▸ Web page and app entries

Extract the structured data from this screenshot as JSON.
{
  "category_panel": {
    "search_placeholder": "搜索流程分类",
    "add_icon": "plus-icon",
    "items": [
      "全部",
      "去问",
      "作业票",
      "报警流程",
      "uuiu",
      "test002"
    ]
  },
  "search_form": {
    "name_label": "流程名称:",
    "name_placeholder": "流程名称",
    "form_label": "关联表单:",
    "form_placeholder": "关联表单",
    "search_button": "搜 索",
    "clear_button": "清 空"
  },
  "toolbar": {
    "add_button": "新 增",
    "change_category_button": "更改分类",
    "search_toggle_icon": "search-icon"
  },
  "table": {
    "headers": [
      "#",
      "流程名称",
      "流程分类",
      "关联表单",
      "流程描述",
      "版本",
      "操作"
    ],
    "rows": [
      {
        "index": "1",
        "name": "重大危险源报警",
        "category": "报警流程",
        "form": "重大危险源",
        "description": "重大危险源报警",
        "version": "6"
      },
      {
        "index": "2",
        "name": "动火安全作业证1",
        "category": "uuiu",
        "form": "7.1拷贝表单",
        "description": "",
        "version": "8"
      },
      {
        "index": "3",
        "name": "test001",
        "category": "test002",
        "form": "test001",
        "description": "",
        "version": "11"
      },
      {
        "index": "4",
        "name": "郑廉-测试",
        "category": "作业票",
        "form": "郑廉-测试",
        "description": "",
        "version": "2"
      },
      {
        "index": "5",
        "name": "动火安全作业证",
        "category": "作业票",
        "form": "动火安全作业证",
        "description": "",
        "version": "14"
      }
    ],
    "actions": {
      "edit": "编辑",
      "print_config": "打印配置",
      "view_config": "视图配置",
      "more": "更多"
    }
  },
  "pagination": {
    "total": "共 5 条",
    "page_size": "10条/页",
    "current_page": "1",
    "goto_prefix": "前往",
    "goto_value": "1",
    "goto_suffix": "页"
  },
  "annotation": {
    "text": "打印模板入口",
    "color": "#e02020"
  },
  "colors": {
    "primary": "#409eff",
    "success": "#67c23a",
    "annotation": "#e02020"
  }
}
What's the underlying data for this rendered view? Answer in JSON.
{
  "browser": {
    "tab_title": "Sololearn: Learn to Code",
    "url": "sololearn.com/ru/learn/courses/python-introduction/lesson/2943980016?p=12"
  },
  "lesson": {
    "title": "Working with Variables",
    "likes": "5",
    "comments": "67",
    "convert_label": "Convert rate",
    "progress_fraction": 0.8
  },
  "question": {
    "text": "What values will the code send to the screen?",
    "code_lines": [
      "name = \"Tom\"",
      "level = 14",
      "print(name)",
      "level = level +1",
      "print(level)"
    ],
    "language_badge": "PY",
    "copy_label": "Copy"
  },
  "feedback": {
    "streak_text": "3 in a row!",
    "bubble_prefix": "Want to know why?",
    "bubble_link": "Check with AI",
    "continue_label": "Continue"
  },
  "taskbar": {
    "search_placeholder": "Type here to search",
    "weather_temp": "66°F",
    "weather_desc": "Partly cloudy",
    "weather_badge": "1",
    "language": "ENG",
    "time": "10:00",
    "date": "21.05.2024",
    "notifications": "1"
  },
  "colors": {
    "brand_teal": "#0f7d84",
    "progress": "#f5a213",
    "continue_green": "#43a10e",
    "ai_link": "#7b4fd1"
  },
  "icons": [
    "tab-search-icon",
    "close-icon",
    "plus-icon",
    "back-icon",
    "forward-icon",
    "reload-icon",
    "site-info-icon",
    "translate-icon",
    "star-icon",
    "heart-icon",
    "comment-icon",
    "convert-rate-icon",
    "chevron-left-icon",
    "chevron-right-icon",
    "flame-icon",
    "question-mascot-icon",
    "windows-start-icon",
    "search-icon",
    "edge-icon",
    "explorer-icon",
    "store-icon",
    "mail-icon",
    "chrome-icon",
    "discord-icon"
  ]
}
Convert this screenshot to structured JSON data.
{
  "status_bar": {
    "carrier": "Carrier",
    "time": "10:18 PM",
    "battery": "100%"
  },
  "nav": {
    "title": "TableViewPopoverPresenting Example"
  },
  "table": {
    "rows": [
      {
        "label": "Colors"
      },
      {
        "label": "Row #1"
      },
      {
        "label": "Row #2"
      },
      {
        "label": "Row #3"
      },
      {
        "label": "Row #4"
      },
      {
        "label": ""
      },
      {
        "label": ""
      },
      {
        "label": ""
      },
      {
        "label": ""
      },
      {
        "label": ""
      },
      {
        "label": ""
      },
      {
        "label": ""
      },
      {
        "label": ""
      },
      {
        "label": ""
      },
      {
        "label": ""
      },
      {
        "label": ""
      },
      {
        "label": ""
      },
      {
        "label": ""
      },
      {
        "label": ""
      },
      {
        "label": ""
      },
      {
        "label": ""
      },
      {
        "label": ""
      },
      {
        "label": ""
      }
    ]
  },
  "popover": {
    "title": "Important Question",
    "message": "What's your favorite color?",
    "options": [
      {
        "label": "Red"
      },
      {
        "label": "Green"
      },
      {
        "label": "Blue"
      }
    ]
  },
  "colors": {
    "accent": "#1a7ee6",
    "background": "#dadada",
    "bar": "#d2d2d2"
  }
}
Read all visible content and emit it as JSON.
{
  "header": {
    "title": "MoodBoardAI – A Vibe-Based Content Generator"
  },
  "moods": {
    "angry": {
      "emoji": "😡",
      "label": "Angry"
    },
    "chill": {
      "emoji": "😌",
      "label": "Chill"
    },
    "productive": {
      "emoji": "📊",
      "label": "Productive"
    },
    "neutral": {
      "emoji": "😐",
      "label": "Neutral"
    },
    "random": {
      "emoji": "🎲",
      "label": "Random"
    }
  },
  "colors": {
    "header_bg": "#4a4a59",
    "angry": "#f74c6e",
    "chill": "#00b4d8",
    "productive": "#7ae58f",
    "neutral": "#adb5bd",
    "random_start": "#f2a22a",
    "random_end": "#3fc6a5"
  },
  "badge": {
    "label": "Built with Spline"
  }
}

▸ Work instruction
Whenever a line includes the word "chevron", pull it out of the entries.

▸ Expected answer
    "chevron-left-icon",
    "chevron-right-icon",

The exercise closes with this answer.